DATA RECORDS:

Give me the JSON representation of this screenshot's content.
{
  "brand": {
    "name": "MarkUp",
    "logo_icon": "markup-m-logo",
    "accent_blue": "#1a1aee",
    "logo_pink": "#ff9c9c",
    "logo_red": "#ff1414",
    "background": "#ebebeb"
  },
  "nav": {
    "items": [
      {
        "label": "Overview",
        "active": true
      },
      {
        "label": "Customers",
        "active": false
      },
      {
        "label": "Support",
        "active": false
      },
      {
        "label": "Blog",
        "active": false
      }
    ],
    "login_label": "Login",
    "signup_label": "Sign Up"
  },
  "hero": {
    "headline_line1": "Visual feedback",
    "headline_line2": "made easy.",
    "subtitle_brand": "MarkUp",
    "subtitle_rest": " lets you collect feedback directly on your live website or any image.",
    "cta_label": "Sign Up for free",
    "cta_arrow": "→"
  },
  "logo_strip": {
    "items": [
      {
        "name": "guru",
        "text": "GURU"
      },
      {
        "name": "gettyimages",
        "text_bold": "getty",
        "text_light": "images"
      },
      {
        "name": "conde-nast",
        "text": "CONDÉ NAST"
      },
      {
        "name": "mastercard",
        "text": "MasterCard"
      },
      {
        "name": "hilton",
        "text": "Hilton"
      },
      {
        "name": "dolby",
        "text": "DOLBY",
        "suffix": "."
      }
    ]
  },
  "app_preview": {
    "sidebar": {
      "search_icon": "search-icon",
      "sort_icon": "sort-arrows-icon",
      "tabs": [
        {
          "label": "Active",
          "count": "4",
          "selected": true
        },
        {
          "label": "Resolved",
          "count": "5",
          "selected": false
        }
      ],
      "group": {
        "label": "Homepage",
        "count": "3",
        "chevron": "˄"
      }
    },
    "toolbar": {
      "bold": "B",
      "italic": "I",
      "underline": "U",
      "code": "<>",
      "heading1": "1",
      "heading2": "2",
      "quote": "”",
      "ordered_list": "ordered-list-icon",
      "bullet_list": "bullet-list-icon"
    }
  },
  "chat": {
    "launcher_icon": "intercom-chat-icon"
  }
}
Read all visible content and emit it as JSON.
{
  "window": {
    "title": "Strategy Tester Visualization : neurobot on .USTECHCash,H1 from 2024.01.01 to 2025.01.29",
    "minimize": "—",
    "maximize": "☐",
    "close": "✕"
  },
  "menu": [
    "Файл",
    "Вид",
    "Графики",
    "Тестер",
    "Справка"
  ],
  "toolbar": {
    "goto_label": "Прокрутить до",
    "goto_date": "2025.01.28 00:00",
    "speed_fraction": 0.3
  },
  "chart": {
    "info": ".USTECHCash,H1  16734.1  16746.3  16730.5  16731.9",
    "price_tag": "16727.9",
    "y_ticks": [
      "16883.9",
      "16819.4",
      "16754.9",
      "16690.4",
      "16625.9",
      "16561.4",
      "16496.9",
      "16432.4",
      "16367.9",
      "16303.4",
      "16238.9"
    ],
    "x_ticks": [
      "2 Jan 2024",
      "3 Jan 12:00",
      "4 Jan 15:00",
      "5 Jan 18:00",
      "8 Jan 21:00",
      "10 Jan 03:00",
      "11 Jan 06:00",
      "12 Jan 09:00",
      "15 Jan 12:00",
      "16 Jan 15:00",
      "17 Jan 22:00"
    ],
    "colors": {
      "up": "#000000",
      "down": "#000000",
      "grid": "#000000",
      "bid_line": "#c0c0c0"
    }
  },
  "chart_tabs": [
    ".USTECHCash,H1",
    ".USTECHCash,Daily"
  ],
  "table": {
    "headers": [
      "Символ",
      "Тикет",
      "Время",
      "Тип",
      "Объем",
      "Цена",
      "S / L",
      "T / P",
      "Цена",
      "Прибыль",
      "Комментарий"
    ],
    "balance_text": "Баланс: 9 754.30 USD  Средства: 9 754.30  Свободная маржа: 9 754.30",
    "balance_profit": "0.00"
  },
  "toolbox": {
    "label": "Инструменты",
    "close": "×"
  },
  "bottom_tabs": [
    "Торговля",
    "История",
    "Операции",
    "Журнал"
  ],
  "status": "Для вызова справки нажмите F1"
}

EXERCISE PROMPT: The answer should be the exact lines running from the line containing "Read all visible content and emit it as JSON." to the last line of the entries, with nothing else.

OUTPUT OF THE EXERCISE:
Read all visible content and emit it as JSON.
{
  "window": {
    "title": "Strategy Tester Visualization : neurobot on .USTECHCash,H1 from 2024.01.01 to 2025.01.29",
    "minimize": "—",
    "maximize": "☐",
    "close": "✕"
  },
  "menu": [
    "Файл",
    "Вид",
    "Графики",
    "Тестер",
    "Справка"
  ],
  "toolbar": {
    "goto_label": "Прокрутить до",
    "goto_date": "2025.01.28 00:00",
    "speed_fraction": 0.3
  },
  "chart": {
    "info": ".USTECHCash,H1  16734.1  16746.3  16730.5  16731.9",
    "price_tag": "16727.9",
    "y_ticks": [
      "16883.9",
      "16819.4",
      "16754.9",
      "16690.4",
      "16625.9",
      "16561.4",
      "16496.9",
      "16432.4",
      "16367.9",
      "16303.4",
      "16238.9"
    ],
    "x_ticks": [
      "2 Jan 2024",
      "3 Jan 12:00",
      "4 Jan 15:00",
      "5 Jan 18:00",
      "8 Jan 21:00",
      "10 Jan 03:00",
      "11 Jan 06:00",
      "12 Jan 09:00",
      "15 Jan 12:00",
      "16 Jan 15:00",
      "17 Jan 22:00"
    ],
    "colors": {
      "up": "#000000",
      "down": "#000000",
      "grid": "#000000",
      "bid_line": "#c0c0c0"
    }
  },
  "chart_tabs": [
    ".USTECHCash,H1",
    ".USTECHCash,Daily"
  ],
  "table": {
    "headers": [
      "Символ",
      "Тикет",
      "Время",
      "Тип",
      "Объем",
      "Цена",
      "S / L",
      "T / P",
      "Цена",
      "Прибыль",
      "Комментарий"
    ],
    "balance_text": "Баланс: 9 754.30 USD  Средства: 9 754.30  Свободная маржа: 9 754.30",
    "balance_profit": "0.00"
  },
  "toolbox": {
    "label": "Инструменты",
    "close": "×"
  },
  "bottom_tabs": [
    "Торговля",
    "История",
    "Операции",
    "Журнал"
  ],
  "status": "Для вызова справки нажмите F1"
}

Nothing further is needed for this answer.